Every week, Todd VanDerWerff will be joined by two of Vox's other writers to discuss the previous episode over the course of that week. Check out the recap for this episode here, and follow the whole discussion here. This week, Todd is joined by editor-in-chief Ezra Klein and foreign policy writer Amanda Taub.
Ezra Klein: Let me take your suggestion in another way, Todd, because we can make a time jump Mad Men can't. We know how Don Draper's advertising industry ends: instead of inventing the idea of love to sell nylons, it begins tracking people's internet usage to figure out whether they already know they need nylons.
Mad Men is about a certain kind of advertising: the kind of advertising that creates new wants rather than satisfies existing needs. The show takes its veneration of this kind of advertising to a meta level: Don's specific talent is selling new forms of advertising to advertisers. He takes people who want to be known for making slide projectors and convinces them they want to be known for making a time machine.
We tend to think of Mad Men as a nostalgia trip for the 1960s, but it's also a time machine back to a different era in both advertising and media. In the '60s, we didn't know, with any kind of fine-grained analytics, who was watching a given television show at what moment, or which kind of person tended to make it to page 23 of the Time magazine from the first week of February.
We didn't know who those people were, and so we didn't know what they wanted, much less what they needed. And if you don't know what someone wants or need, then it makes perfect sense to try to create new wants or needs. "If you don't like what they're saying, then change the conversation," Don says earlier in the series. Similarly, if you don't know what people are saying, then invent the conversation.
The internet changed all that. Advertisers — and the venues for advertising — know what's being said. Facebook knows how old you are, where you live, whom you love, where you vacation, what causes move you, what products your friends buy. Google knows what you were shopping for last night, last week, two minutes ago. Publishers know which articles you read, and whether you actually get to the end, and whether you actually read the piece or just scanned it. Advertisers know whether you saw their ad for a millisecond or a half-second or two seconds or not at all. They know if you clicked, and if you clicked, they know if you bought.
All this information changes the advertiser's calculus: the uncertain magic of brand advertising loses some of its allure — particularly online, when viewers can blow past your beautiful display in an instant. At the same time, the workmanlike approach of direct advertising gains a bit of luster: if you already know what people want, then it's easier to give them a bit of a push, to take them from wanting a new pair of eyeglasses to buying some stylish Warby Parkers.
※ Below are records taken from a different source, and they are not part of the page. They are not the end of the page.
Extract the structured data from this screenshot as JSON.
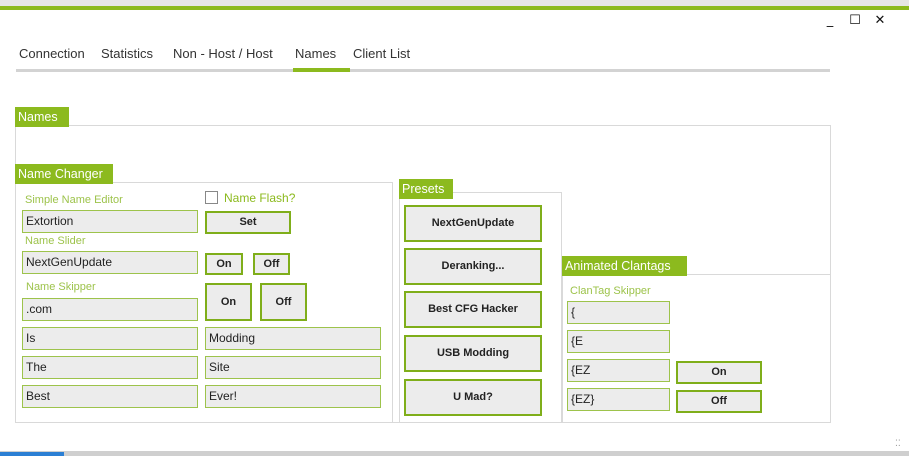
{
  "window": {
    "minimize": "_",
    "maximize": "☐",
    "close": "✕"
  },
  "tabs": [
    "Connection",
    "Statistics",
    "Non - Host / Host",
    "Names",
    "Client List"
  ],
  "active_tab": "Names",
  "names_header": "Names",
  "name_changer": {
    "header": "Name Changer",
    "simple_editor_label": "Simple Name Editor",
    "simple_editor_value": "Extortion",
    "name_flash_label": "Name Flash?",
    "set_button": "Set",
    "slider_label": "Name Slider",
    "slider_value": "NextGenUpdate",
    "slider_on": "On",
    "slider_off": "Off",
    "skipper_label": "Name Skipper",
    "skipper_on": "On",
    "skipper_off": "Off",
    "skipper_fields": [
      ".com",
      "Is",
      "Modding",
      "The",
      "Site",
      "Best",
      "Ever!"
    ]
  },
  "presets": {
    "header": "Presets",
    "buttons": [
      "NextGenUpdate",
      "Deranking...",
      "Best CFG Hacker",
      "USB Modding",
      "U Mad?"
    ]
  },
  "clantags": {
    "header": "Animated Clantags",
    "skipper_label": "ClanTag Skipper",
    "fields": [
      "{",
      "{E",
      "{EZ",
      "{EZ}"
    ],
    "on": "On",
    "off": "Off"
  }
}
But the big money isn't is direct advertising. It's in brand advertising. That's true for advertising agencies, which want grand canvases for transformative, Don Draper–like campaigns. It's true for publishers (like Vox!), who know that the particular experience they're trying to create for their audience can't match the brute scale and targeting that Facebook and Google can offer for direct advertising. And it's true for advertisers, because ultimately they want to build new wants, rather than just satisfy existing ones.
A lot of people see this kind of thing as a seedy question to consider, but much rests on getting it right. There's little shared knowledge in America that hasn't traditionally been supported by advertising. Advertising has been the business of news, and the business of television, and the business of radio, and the business of magazines.
Put aside books and movies (and in an era of product placement and pre-film ads, movies are only a partial exception, anyway), and an enormous amount of what we know together as a society comes because people like Don Draper have found the vehicles of that knowledge to be powerful conveyors of advertising. And this has, of course, continued into the internet age. The business of Google and Facebook and Twitter is advertising. It's a mind-bending thought experiment to try to imagine what our informational commons would look like if they were supported by subscription, rather than advertising.
Since starting Vox, I go to a lot of conferences where all kinds of people worry over the problem of making brand advertising work online. Everyone wants to figure out where Don Draper's campaigns fit in your browser — and, more to the point, on your phone. Everyone wants advertising that the audience might actually enjoy — like the ads in a print GQ or Cosmopolitan — rather than the kinds of ads that lead them to download ad-blocking software in frustration. No one has quite figured it out yet, though we're a helluva lot closer than we were five years ago.
For the media, the question isn't how Mad Men ends. It's how it begins again.
Read the recap. Come back tomorrow for Amanda's thoughts on the impending end.